Uliel-Sibony discussed her and her colleagues' study of CBD, and its findings on when tolerance develops for which patient population.
"Trying to explain this [is difficult] because, in the literature, most of the reports of tolerance to marijuana are due to THC, not the CBD...It's a long-term follow up compared to other studies, and it's possible that it wasn't [noticed] before because of shorter studies."
With the approval of cannabidiol (CBD; Epidiolex, GW Pharmaceuticals) in the US in 2018, the popularity of CBD as a treatment among patients has continued to grow, with the parents of patients with epilepsy asking for it straight away on clinic visits, according to some physicians.
At the American Epilepsy Society’s annual meeting in New Orleans, Louisiana, in December 2018, Shimrit Uliel-Sibony, MD, from the Dana-Dwek Children's Hospital at Tel-Aviv Sourasky Medical Center, and colleagues presented data from a trial of 92 patients with treatment-resistant epilepsy, both adults and children, who were treated with CBD. They sought to discover if a tolerance could be developed, what the rate of tolerance development was, and if there were differences between the adult and pediatric patients’ tolerances.
Ultimately, they found that tolerance to CBD does exist, which called into question its long-term effectiveness as an antiseizure treatment in patients with epilepsy.1 Tolerance was observed in 32.6% of the patients, with the average dose reported being 12.6 mg/kg/day. The mean time until the appearance of tolerance was 7.3 months (range, 1 to 24). To discuss the study and its findings further, Uliel-Sibony sat with NeurologyLive at the conference.
Uliel-Sibony S, Hausman-Kedem M, Kramer U. Cannabidiol tolerance in adults and children with treatment-resistant epilepsy. Poster presented

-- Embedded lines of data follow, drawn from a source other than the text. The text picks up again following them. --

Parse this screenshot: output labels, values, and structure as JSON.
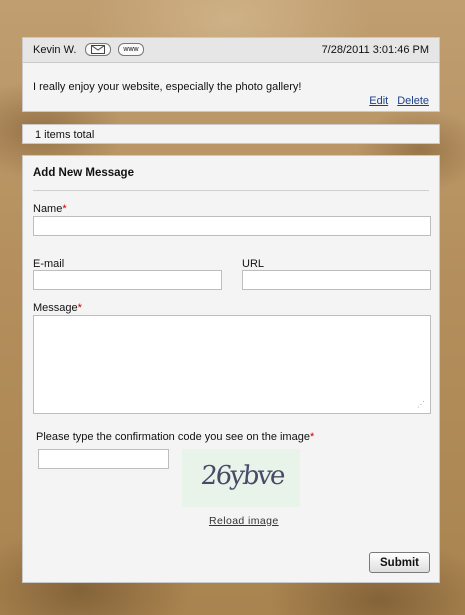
{
  "comment": {
    "author": "Kevin W.",
    "email_icon": "envelope-icon",
    "www_label": "www",
    "datetime": "7/28/2011 3:01:46 PM",
    "text": "I really enjoy your website, especially the photo gallery!",
    "edit_label": "Edit",
    "delete_label": "Delete"
  },
  "summary": {
    "total_text": "1 items total"
  },
  "form": {
    "title": "Add New Message",
    "name_label": "Name",
    "email_label": "E-mail",
    "url_label": "URL",
    "message_label": "Message",
    "required_mark": "*",
    "name_value": "",
    "email_value": "",
    "url_value": "",
    "message_value": "",
    "captcha_prompt": "Please type the confirmation code you see on the image",
    "captcha_value": "",
    "captcha_image_text": "26ybve",
    "reload_label": "Reload image",
    "submit_label": "Submit"
  },
  "colors": {
    "required": "#c00000",
    "link": "#1b3f8b",
    "panel": "#f4f4f4"
  }
}
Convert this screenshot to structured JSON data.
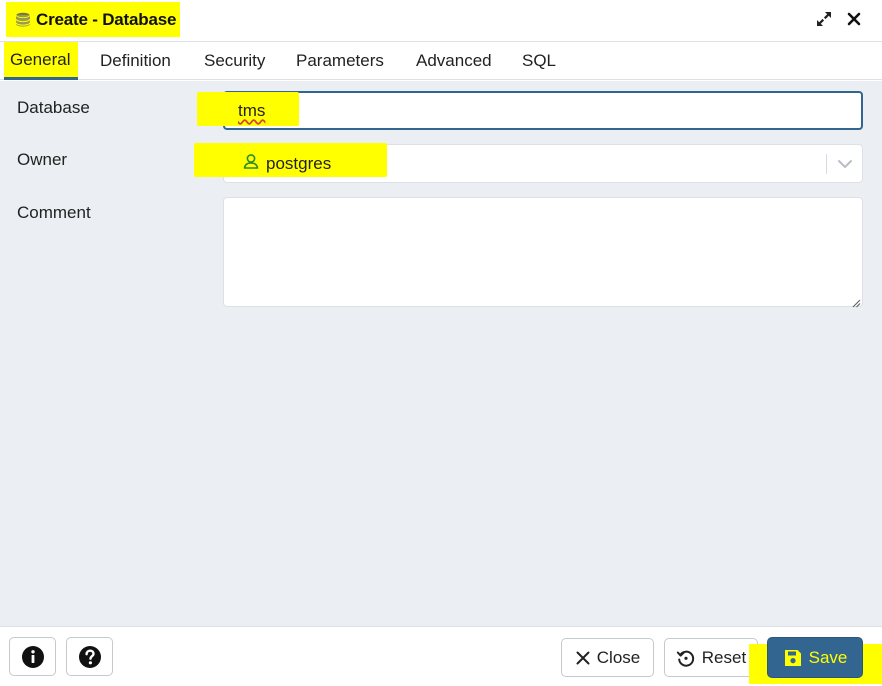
{
  "window": {
    "title": "Create - Database",
    "title_icon": "database-icon",
    "expand_icon": "expand-icon",
    "close_icon": "close-icon"
  },
  "tabs": [
    {
      "label": "General",
      "active": true
    },
    {
      "label": "Definition",
      "active": false
    },
    {
      "label": "Security",
      "active": false
    },
    {
      "label": "Parameters",
      "active": false
    },
    {
      "label": "Advanced",
      "active": false
    },
    {
      "label": "SQL",
      "active": false
    }
  ],
  "form": {
    "database": {
      "label": "Database",
      "value": "tms"
    },
    "owner": {
      "label": "Owner",
      "value": "postgres",
      "icon": "user-icon"
    },
    "comment": {
      "label": "Comment",
      "value": ""
    }
  },
  "footer": {
    "info_icon": "info-icon",
    "help_icon": "help-icon",
    "close_label": "Close",
    "reset_label": "Reset",
    "save_label": "Save"
  },
  "colors": {
    "accent": "#326690",
    "highlight": "#ffff00",
    "form_background": "#ebeef3"
  }
}
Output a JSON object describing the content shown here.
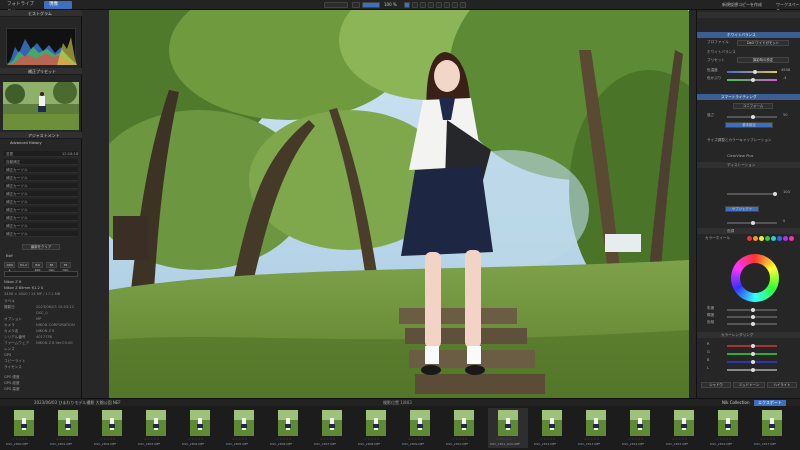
{
  "topbar": {
    "library_tab": "フォトライブラリ",
    "develop_tab": "現像",
    "zoom": "100 %",
    "right_label_1": "新規仮想コピーを作成",
    "right_label_2": "ワークスペース"
  },
  "left_panel": {
    "histogram_title": "ヒストグラム",
    "history_title": "補正プリセット",
    "navigator_title": "撮影データ",
    "adjust_title": "アジャストメント",
    "advanced_history_title": "Advanced History",
    "history_items": [
      {
        "label": "変更",
        "value": "12:18:18"
      },
      {
        "label": "自動補正",
        "value": ""
      },
      {
        "label": "補正カーソル",
        "value": ""
      },
      {
        "label": "補正カーソル",
        "value": ""
      },
      {
        "label": "補正カーソル",
        "value": ""
      },
      {
        "label": "補正カーソル",
        "value": ""
      },
      {
        "label": "補正カーソル",
        "value": ""
      },
      {
        "label": "補正カーソル",
        "value": ""
      },
      {
        "label": "補正カーソル",
        "value": ""
      },
      {
        "label": "補正カーソル",
        "value": ""
      },
      {
        "label": "補正カーソル",
        "value": ""
      }
    ],
    "history_footer": "最新をクリア",
    "exif_title": "Exif",
    "exif_buttons": [
      "1/60 s",
      "f/1.2",
      "ISO 100",
      "85 mm",
      "35 mm"
    ],
    "lens_line_1": "Nikon Z 6",
    "lens_line_2": "Nikon Z 85mm f/1.2 S",
    "file_line": "3456 × 4000 / 24 MP / 17.1 MB",
    "meta": [
      {
        "k": "ラベル",
        "v": ""
      },
      {
        "k": "撮影日",
        "v": "2023/06/03 15:03:22"
      },
      {
        "k": "",
        "v": "DSC_0"
      },
      {
        "k": "オプション",
        "v": "MP"
      },
      {
        "k": "カメラ",
        "v": "NIKON CORPORATION"
      },
      {
        "k": "カメラ名",
        "v": "NIKON Z 6"
      },
      {
        "k": "シリアル番号",
        "v": "4017738"
      },
      {
        "k": "ファームウェア",
        "v": "NIKON Z 6 Ver.03.00"
      },
      {
        "k": "レンズ",
        "v": ""
      },
      {
        "k": "GPS",
        "v": ""
      },
      {
        "k": "コピーライト",
        "v": ""
      },
      {
        "k": "ライセンス",
        "v": ""
      },
      {
        "k": "GPS 緯度",
        "v": ""
      },
      {
        "k": "GPS 経度",
        "v": ""
      },
      {
        "k": "GPS 高度",
        "v": ""
      }
    ]
  },
  "right_panel": {
    "title": "ホワイトバランス",
    "profile": "プロファイル",
    "auto_label": "DxO ワイドガモット",
    "wb_label": "ホワイトバランス",
    "preset_label": "プリセット",
    "preset_value": "撮影時の設定",
    "temp_label": "色温度",
    "tint_label": "色かぶり",
    "temp_value": "4958",
    "tint_value": "-4",
    "section2": "スマートライティング",
    "section2_mode": "ユニフォーム",
    "section2_strength": "強さ",
    "section2_value": "50",
    "button_a": "基本設定",
    "button_b": "サブジェクト",
    "section3": "サイズ調整とカラーキャリブレーション",
    "clearview": "ClearView Plus",
    "section4": "ディストーション",
    "section5": "色調",
    "hsl_label": "カラーホイール",
    "tone_value_1": "100",
    "tone_value_2": "0",
    "color_section": "カラーレンダリング",
    "color_buttons": [
      "シャドウ",
      "ミッドトーン",
      "ハイライト"
    ],
    "saturation_labels": [
      "彩度",
      "輝度",
      "色相"
    ],
    "channel_labels": [
      "R",
      "G",
      "B",
      "L"
    ],
    "colors": {
      "accent": "#3e6fbf",
      "panel": "#262626"
    }
  },
  "filmstrip": {
    "path": "2023/06/03 ひまわりモデル撮影 大間公園 NEF",
    "count": "撮影位置   1/803",
    "btn1": "Nik Collection",
    "btn2": "エクスポート",
    "thumbs": [
      "DSC_2800.NEF",
      "DSC_2801.NEF",
      "DSC_2802.NEF",
      "DSC_2803.NEF",
      "DSC_2804.NEF",
      "DSC_2805.NEF",
      "DSC_2806.NEF",
      "DSC_2807.NEF",
      "DSC_2808.NEF",
      "DSC_2809.NEF",
      "DSC_2810.NEF",
      "DSC_2811_DxO.NEF",
      "DSC_2812.NEF",
      "DSC_2813.NEF",
      "DSC_2814.NEF",
      "DSC_2815.NEF",
      "DSC_2816.NEF",
      "DSC_2817.NEF"
    ]
  }
}
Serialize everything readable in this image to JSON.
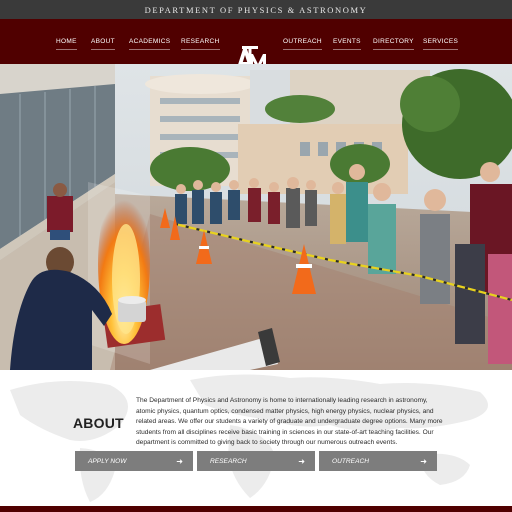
{
  "header": {
    "department_title": "DEPARTMENT OF PHYSICS & ASTRONOMY"
  },
  "nav": {
    "items": [
      {
        "label": "HOME"
      },
      {
        "label": "ABOUT"
      },
      {
        "label": "ACADEMICS"
      },
      {
        "label": "RESEARCH"
      },
      {
        "label": "OUTREACH"
      },
      {
        "label": "EVENTS"
      },
      {
        "label": "DIRECTORY"
      },
      {
        "label": "SERVICES"
      }
    ],
    "logo_text": "ATM",
    "logo_icon": "tamu-logo-icon"
  },
  "hero": {
    "image_subject": "outreach fire demonstration photo"
  },
  "about": {
    "heading": "ABOUT",
    "body": "The Department of Physics and Astronomy is home to internationally leading research in astronomy, atomic physics, quantum optics, condensed matter physics, high energy physics, nuclear physics, and related areas. We offer our students a variety of graduate and undergraduate degree options. Many more students from all disciplines receive basic training in sciences in our state-of-art teaching facilities. Our department is committed to giving back to society through our numerous outreach events.",
    "buttons": [
      {
        "label": "APPLY NOW",
        "icon": "arrow-right-icon"
      },
      {
        "label": "RESEARCH",
        "icon": "arrow-right-icon"
      },
      {
        "label": "OUTREACH",
        "icon": "arrow-right-icon"
      }
    ]
  },
  "colors": {
    "maroon": "#500000",
    "topbar": "#3a3a3a",
    "button_gray": "#7d7d7d"
  }
}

AES annual meeting; November 30 to December 4, 2018; New Orleans, Louisiana. aesnet.org/meetings_events/annual_meeting_abstracts/view/501344. Accessed